“I’ve encountered avalanches in the high mountains pretty much everywhere I go,” says Hesser. “When I’m off in high mountain ranges there’s no avalanche forecasting service. So it’s hard. You have to make those assessments yourself. but here… there are teams of people doing it for you. And you can read their reports. And that information is very valuable,” he adds.

Avalanches are one of the deadliest natural disasters in Utah, accounting for 52 percent of severe weather-related deaths, according to the Utah Department of Public Safety. It’s not just extreme sports athletes in danger of encountering an avalanche. In fact, slopes steeper than 30 degrees are considered avalanche terrain. 

“Here in Utah, we have a lot of avalanche terrain that maybe the average user doesn’t know about. And that could be hikers, dog walkers, hunters, people that could be impacted by avalanche terrain,” says Nikki Champion, a forecaster for the Utah Avalanche Center.

And if you’re heading to the backcountry, Champion says it’s important to take avalanche classes, learn the signs, and most importantly, know the risks before you go.

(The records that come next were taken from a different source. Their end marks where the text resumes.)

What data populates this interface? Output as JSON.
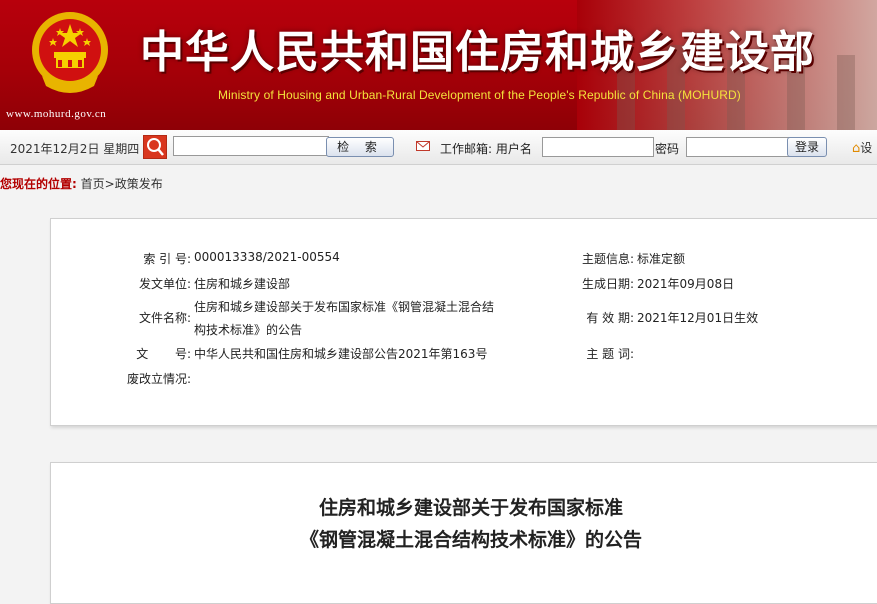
{
  "banner": {
    "title_cn": "中华人民共和国住房和城乡建设部",
    "title_en": "Ministry of Housing and Urban-Rural Development of the People's Republic of China (MOHURD)",
    "url": "www.mohurd.gov.cn",
    "colors": {
      "background": "#a50008",
      "title_text": "#ffffff",
      "subtitle_text": "#f4e23c"
    }
  },
  "toolbar": {
    "date": "2021年12月2日 星期四",
    "search_placeholder": "",
    "search_label": "检 索",
    "mail_icon": "envelope-icon",
    "mail_label": "工作邮箱: 用户名",
    "password_label": "密码",
    "login_label": "登录",
    "home_label": "设"
  },
  "breadcrumb": {
    "label": "您现在的位置:",
    "path": "首页>政策发布"
  },
  "info": {
    "index_label": "索 引 号:",
    "index_value": "000013338/2021-00554",
    "topic_label": "主题信息:",
    "topic_value": "标准定额",
    "issuer_label": "发文单位:",
    "issuer_value": "住房和城乡建设部",
    "date_label": "生成日期:",
    "date_value": "2021年09月08日",
    "name_label": "文件名称:",
    "name_value_line1": "住房和城乡建设部关于发布国家标准《钢管混凝土混合结",
    "name_value_line2": "构技术标准》的公告",
    "valid_label": "有 效 期:",
    "valid_value": "2021年12月01日生效",
    "doc_label": "文       号:",
    "doc_value": "中华人民共和国住房和城乡建设部公告2021年第163号",
    "keywords_label": "主 题 词:",
    "keywords_value": "",
    "status_label": "废改立情况:",
    "status_value": ""
  },
  "article": {
    "title_line1": "住房和城乡建设部关于发布国家标准",
    "title_line2": "《钢管混凝土混合结构技术标准》的公告"
  }
}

“If you’re at all worried about avalanches you don’t really understand avalanches, just stay out and out from underneath slopes over 30 degrees, and you can avoid the problem by avoiding the terrain.”The first week of December was designated as Avalanche Awareness Week by Utah State Legislators three years ago. 

Click here for avalanche education classes and programs happening this week.